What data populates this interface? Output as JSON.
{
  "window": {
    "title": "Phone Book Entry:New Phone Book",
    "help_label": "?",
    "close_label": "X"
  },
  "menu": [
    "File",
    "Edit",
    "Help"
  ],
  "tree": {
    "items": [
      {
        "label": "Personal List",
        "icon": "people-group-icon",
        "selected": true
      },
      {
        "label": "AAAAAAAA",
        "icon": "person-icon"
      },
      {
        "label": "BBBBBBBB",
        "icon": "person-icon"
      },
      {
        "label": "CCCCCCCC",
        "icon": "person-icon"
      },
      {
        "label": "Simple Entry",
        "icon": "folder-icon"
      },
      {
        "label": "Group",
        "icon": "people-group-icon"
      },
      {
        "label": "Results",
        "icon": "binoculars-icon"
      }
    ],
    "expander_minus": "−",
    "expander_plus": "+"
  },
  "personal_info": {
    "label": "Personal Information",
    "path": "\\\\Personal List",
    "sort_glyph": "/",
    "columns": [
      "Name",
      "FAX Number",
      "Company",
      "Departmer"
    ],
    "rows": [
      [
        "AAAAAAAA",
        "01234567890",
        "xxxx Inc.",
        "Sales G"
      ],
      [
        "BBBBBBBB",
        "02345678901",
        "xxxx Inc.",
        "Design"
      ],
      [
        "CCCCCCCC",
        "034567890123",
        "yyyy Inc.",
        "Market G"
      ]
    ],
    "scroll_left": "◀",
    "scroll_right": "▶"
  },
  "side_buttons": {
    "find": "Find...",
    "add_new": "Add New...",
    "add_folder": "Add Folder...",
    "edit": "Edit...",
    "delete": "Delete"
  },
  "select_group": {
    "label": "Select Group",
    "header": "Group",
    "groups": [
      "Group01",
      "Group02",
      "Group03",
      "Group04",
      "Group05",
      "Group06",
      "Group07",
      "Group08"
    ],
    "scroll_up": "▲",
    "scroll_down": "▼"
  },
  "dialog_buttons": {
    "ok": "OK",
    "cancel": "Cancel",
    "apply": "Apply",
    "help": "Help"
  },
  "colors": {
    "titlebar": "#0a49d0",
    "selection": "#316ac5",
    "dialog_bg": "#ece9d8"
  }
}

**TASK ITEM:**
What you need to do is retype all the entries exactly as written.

**ANSWER TO THIS TASK:**
What data populates this interface? Output as JSON.
{
  "window": {
    "title": "Phone Book Entry:New Phone Book",
    "help_label": "?",
    "close_label": "X"
  },
  "menu": [
    "File",
    "Edit",
    "Help"
  ],
  "tree": {
    "items": [
      {
        "label": "Personal List",
        "icon": "people-group-icon",
        "selected": true
      },
      {
        "label": "AAAAAAAA",
        "icon": "person-icon"
      },
      {
        "label": "BBBBBBBB",
        "icon": "person-icon"
      },
      {
        "label": "CCCCCCCC",
        "icon": "person-icon"
      },
      {
        "label": "Simple Entry",
        "icon": "folder-icon"
      },
      {
        "label": "Group",
        "icon": "people-group-icon"
      },
      {
        "label": "Results",
        "icon": "binoculars-icon"
      }
    ],
    "expander_minus": "−",
    "expander_plus": "+"
  },
  "personal_info": {
    "label": "Personal Information",
    "path": "\\\\Personal List",
    "sort_glyph": "/",
    "columns": [
      "Name",
      "FAX Number",
      "Company",
      "Departmer"
    ],
    "rows": [
      [
        "AAAAAAAA",
        "01234567890",
        "xxxx Inc.",
        "Sales G"
      ],
      [
        "BBBBBBBB",
        "02345678901",
        "xxxx Inc.",
        "Design"
      ],
      [
        "CCCCCCCC",
        "034567890123",
        "yyyy Inc.",
        "Market G"
      ]
    ],
    "scroll_left": "◀",
    "scroll_right": "▶"
  },
  "side_buttons": {
    "find": "Find...",
    "add_new": "Add New...",
    "add_folder": "Add Folder...",
    "edit": "Edit...",
    "delete": "Delete"
  },
  "select_group": {
    "label": "Select Group",
    "header": "Group",
    "groups": [
      "Group01",
      "Group02",
      "Group03",
      "Group04",
      "Group05",
      "Group06",
      "Group07",
      "Group08"
    ],
    "scroll_up": "▲",
    "scroll_down": "▼"
  },
  "dialog_buttons": {
    "ok": "OK",
    "cancel": "Cancel",
    "apply": "Apply",
    "help": "Help"
  },
  "colors": {
    "titlebar": "#0a49d0",
    "selection": "#316ac5",
    "dialog_bg": "#ece9d8"
  }
}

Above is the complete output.